En EspaŅol

Q. Who is Mr. Smarty Plants?

A: There are those who suspect Wildflower Center volunteers are the culpable and capable culprits. Yet, others think staff members play some, albeit small, role. You can torture us with your plant questions, but we will never reveal the Green Guru's secret identity.

Help us grow by giving to the Plant Database Fund or by becoming a member

Did you know you can access the Native Plant Information Network with your web-enabled smartphone?

Share

Ask Mr. Smarty Plants

Ask Mr. Smarty Plants is a free service provided by the staff and volunteers at the Lady Bird Johnson Wildflower Center.
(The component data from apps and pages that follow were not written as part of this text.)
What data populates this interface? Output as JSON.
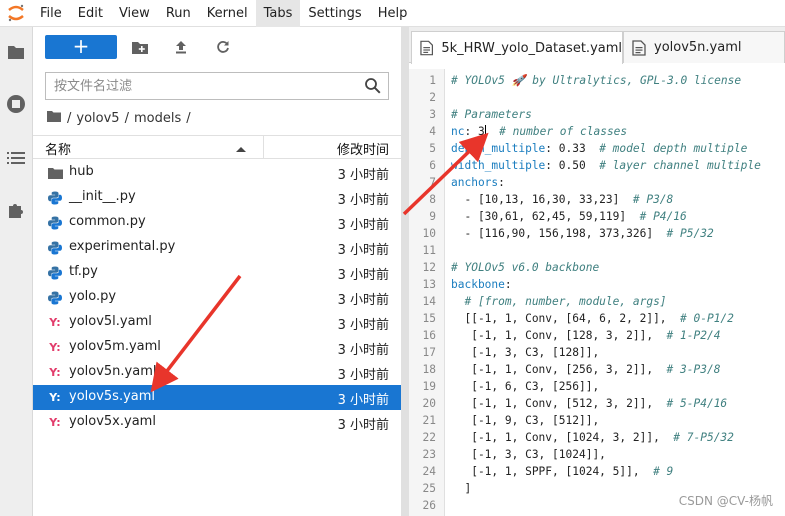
{
  "menubar": {
    "items": [
      "File",
      "Edit",
      "View",
      "Run",
      "Kernel",
      "Tabs",
      "Settings",
      "Help"
    ],
    "active": "Tabs"
  },
  "filebrowser": {
    "new_label": "+",
    "search": {
      "placeholder": "按文件名过滤"
    },
    "breadcrumb": [
      "/",
      "yolov5",
      "/",
      "models",
      "/"
    ],
    "header": {
      "name": "名称",
      "modified": "修改时间"
    },
    "rows": [
      {
        "name": "hub",
        "type": "folder",
        "modified": "3 小时前"
      },
      {
        "name": "__init__.py",
        "type": "python",
        "modified": "3 小时前"
      },
      {
        "name": "common.py",
        "type": "python",
        "modified": "3 小时前"
      },
      {
        "name": "experimental.py",
        "type": "python",
        "modified": "3 小时前"
      },
      {
        "name": "tf.py",
        "type": "python",
        "modified": "3 小时前"
      },
      {
        "name": "yolo.py",
        "type": "python",
        "modified": "3 小时前"
      },
      {
        "name": "yolov5l.yaml",
        "type": "yaml",
        "modified": "3 小时前"
      },
      {
        "name": "yolov5m.yaml",
        "type": "yaml",
        "modified": "3 小时前"
      },
      {
        "name": "yolov5n.yaml",
        "type": "yaml",
        "modified": "3 小时前"
      },
      {
        "name": "yolov5s.yaml",
        "type": "yaml",
        "modified": "3 小时前",
        "selected": true
      },
      {
        "name": "yolov5x.yaml",
        "type": "yaml",
        "modified": "3 小时前"
      }
    ]
  },
  "editor": {
    "tabs": [
      {
        "label": "5k_HRW_yolo_Dataset.yaml",
        "active": true
      },
      {
        "label": "yolov5n.yaml",
        "active": false
      }
    ],
    "lines": [
      {
        "n": "1",
        "segs": [
          {
            "t": "# YOLOv5 🚀 by Ultralytics, GPL-3.0 license",
            "c": "comment"
          }
        ]
      },
      {
        "n": "2",
        "segs": []
      },
      {
        "n": "3",
        "segs": [
          {
            "t": "# Parameters",
            "c": "comment"
          }
        ]
      },
      {
        "n": "4",
        "segs": [
          {
            "t": "nc",
            "c": "key"
          },
          {
            "t": ": 3",
            "c": "num"
          },
          {
            "t": "CURSOR",
            "c": "cursor"
          },
          {
            "t": "  # number of classes",
            "c": "comment"
          }
        ]
      },
      {
        "n": "5",
        "segs": [
          {
            "t": "depth_multiple",
            "c": "key"
          },
          {
            "t": ": 0.33  ",
            "c": "num"
          },
          {
            "t": "# model depth multiple",
            "c": "comment"
          }
        ]
      },
      {
        "n": "6",
        "segs": [
          {
            "t": "width_multiple",
            "c": "key"
          },
          {
            "t": ": 0.50  ",
            "c": "num"
          },
          {
            "t": "# layer channel multiple",
            "c": "comment"
          }
        ]
      },
      {
        "n": "7",
        "segs": [
          {
            "t": "anchors",
            "c": "key"
          },
          {
            "t": ":",
            "c": "num"
          }
        ]
      },
      {
        "n": "8",
        "segs": [
          {
            "t": "  - [10,13, 16,30, 33,23]  ",
            "c": "num"
          },
          {
            "t": "# P3/8",
            "c": "comment"
          }
        ]
      },
      {
        "n": "9",
        "segs": [
          {
            "t": "  - [30,61, 62,45, 59,119]  ",
            "c": "num"
          },
          {
            "t": "# P4/16",
            "c": "comment"
          }
        ]
      },
      {
        "n": "10",
        "segs": [
          {
            "t": "  - [116,90, 156,198, 373,326]  ",
            "c": "num"
          },
          {
            "t": "# P5/32",
            "c": "comment"
          }
        ]
      },
      {
        "n": "11",
        "segs": []
      },
      {
        "n": "12",
        "segs": [
          {
            "t": "# YOLOv5 v6.0 backbone",
            "c": "comment"
          }
        ]
      },
      {
        "n": "13",
        "segs": [
          {
            "t": "backbone",
            "c": "key"
          },
          {
            "t": ":",
            "c": "num"
          }
        ]
      },
      {
        "n": "14",
        "segs": [
          {
            "t": "  # [from, number, module, args]",
            "c": "comment"
          }
        ]
      },
      {
        "n": "15",
        "segs": [
          {
            "t": "  [[-1, 1, Conv, [64, 6, 2, 2]],  ",
            "c": "num"
          },
          {
            "t": "# 0-P1/2",
            "c": "comment"
          }
        ]
      },
      {
        "n": "16",
        "segs": [
          {
            "t": "   [-1, 1, Conv, [128, 3, 2]],  ",
            "c": "num"
          },
          {
            "t": "# 1-P2/4",
            "c": "comment"
          }
        ]
      },
      {
        "n": "17",
        "segs": [
          {
            "t": "   [-1, 3, C3, [128]],",
            "c": "num"
          }
        ]
      },
      {
        "n": "18",
        "segs": [
          {
            "t": "   [-1, 1, Conv, [256, 3, 2]],  ",
            "c": "num"
          },
          {
            "t": "# 3-P3/8",
            "c": "comment"
          }
        ]
      },
      {
        "n": "19",
        "segs": [
          {
            "t": "   [-1, 6, C3, [256]],",
            "c": "num"
          }
        ]
      },
      {
        "n": "20",
        "segs": [
          {
            "t": "   [-1, 1, Conv, [512, 3, 2]],  ",
            "c": "num"
          },
          {
            "t": "# 5-P4/16",
            "c": "comment"
          }
        ]
      },
      {
        "n": "21",
        "segs": [
          {
            "t": "   [-1, 9, C3, [512]],",
            "c": "num"
          }
        ]
      },
      {
        "n": "22",
        "segs": [
          {
            "t": "   [-1, 1, Conv, [1024, 3, 2]],  ",
            "c": "num"
          },
          {
            "t": "# 7-P5/32",
            "c": "comment"
          }
        ]
      },
      {
        "n": "23",
        "segs": [
          {
            "t": "   [-1, 3, C3, [1024]],",
            "c": "num"
          }
        ]
      },
      {
        "n": "24",
        "segs": [
          {
            "t": "   [-1, 1, SPPF, [1024, 5]],  ",
            "c": "num"
          },
          {
            "t": "# 9",
            "c": "comment"
          }
        ]
      },
      {
        "n": "25",
        "segs": [
          {
            "t": "  ]",
            "c": "num"
          }
        ]
      },
      {
        "n": "26",
        "segs": []
      }
    ]
  },
  "watermark": "CSDN @CV-杨帆",
  "colors": {
    "accent": "#1976d2",
    "annotation_arrow": "#e8352b",
    "yaml_icon": "#e23c6b"
  }
}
Search Smarty Plants
    
 
See a list of all Smarty Plants questions
Can't find the answer in our existing FAQs, submit a question to Mr. Smarty Plants.
Need help with plant identification, visit the plant identification page.
 
rate this answer
1 rating

Wednesday - November 12, 2008

From: Austin, TX
Region: Southwest
Topic: Diseases and Disorders, Shrubs
Title: Pale leaves and brown tips on Tecoma stans in Austin
Answered by: Barbara Medford

QUESTION:

I have a Tecoma Stans planted in a large galvanized container in a sunny spot. It has grown very fast in the last few months and flowers regularly, but the leaves are pale and the tips are turning brown. Any ideas of what could cause this?

ANSWER:

Okay, quick now, do you have drainage holes in that galvanized container? If you don't, the roots of that Tecoma stans (yellow trumpetbush) may be in serious trouble. This plant is a desert plant, used to limestone-based soils, and growing on hillsides, slopes and canyons. If there is any water, the roots will greedily drink it up, but they don't tolerate standing in it. 

From an article "Focus on Plant Problems" from the University of Illinois Extension:

"Chlorosis is a yellowing of leaf tissue due to a lack of chlorophyll. Possible causes of chlorosis include poor drainage, damaged roots, compacted roots, high alkalinity, and nutrient deficiencies in the plant. Nutrient deficiencies may occur because there is an insufficient amount in the soil or because the nutrients are unavailable due to a high pH (alkaline soil). Or the nutrients may not be absorbed due to injured roots or poor root growth."

More information from the Virginia Cooperative Extension Iron Chlorosis Signals Problems indicates that often the trace mineral missing and causing chlorosis is iron. If you planted your Tecoma stans in potting soil, it should be balanced and not be causing the chlorosis problem. If, however, you dug up native soil for the plant, it could be too alkaline even for the alkaline-tolerating Yellow Bells. Iron chelates are organic compounds containing redily absorbed iron, and may provide a temporary solution to the problem. 

Yellow Bells is a good container plant, but it needs to be a big enough container to provide sufficient room for the roots, and it needs to have drainage. 


Tecoma stans

Tecoma stans

Tecoma stans

Tecoma stans

 

 

 

 

More Shrubs Questions

Native Streambank Plants for SE Pennsylvania
July 18, 2013 - I help manage a nature preserve in southeastern Pennsylvania. Along the stream the banks have been beaten down by a large number of visitors for their educational activities such as stream studies. Th...
view the full question and answer

Hill Country natives for a hedge
June 01, 2006 - Can you recommend a "hedge type" bush to use in lieu of a fence along the road in the San Antonio region? My whole back yard is planted with Hill Country natives and I would prefer to keep the the...
view the full question and answer

Powdery mildew hits Rock Rose in Round Rock Texas
May 05, 2011 - My beautiful Rock Roses have gotten spots of white fuzzy "fur" on their leaves in the past month. This is not something they have ever had before and I'm worried its some kind of disease. Is it so...
view the full question and answer

Problems with shrubs by pool in Bethesda, MD
February 24, 2012 - We are trying to grow Otto Luyken Laurels by a pool and doing okay, some brown spots on leaves, but not many. Also have Arbivatea beside the pool about 3 feet from the edge of the pool. They have a l...
view the full question and answer

Privacy screen for Sedona AZ
August 02, 2013 - I live In Sedona Az. A builder just built a house next to my house and the new house is ugly to look at. What plant or tree would grow fast and reach 18 foot in height fast. It can be about 5 to 6 foo...
view the full question and answer

Smarty Plants's Facebook profile Support the Wildflower Center by Donating Online or Becoming a Member today.

Mr. Smarty Plants wants you to be his Facebook friend. Click the Facebook icon to add yourself to Mr. Smarty Plants list of friends.
E-NEWSLETTER | BECOME A MEMBER | DONATE NOW | MEDIA | SITEMAP
© 2015 Lady Bird Johnson Wildflower Center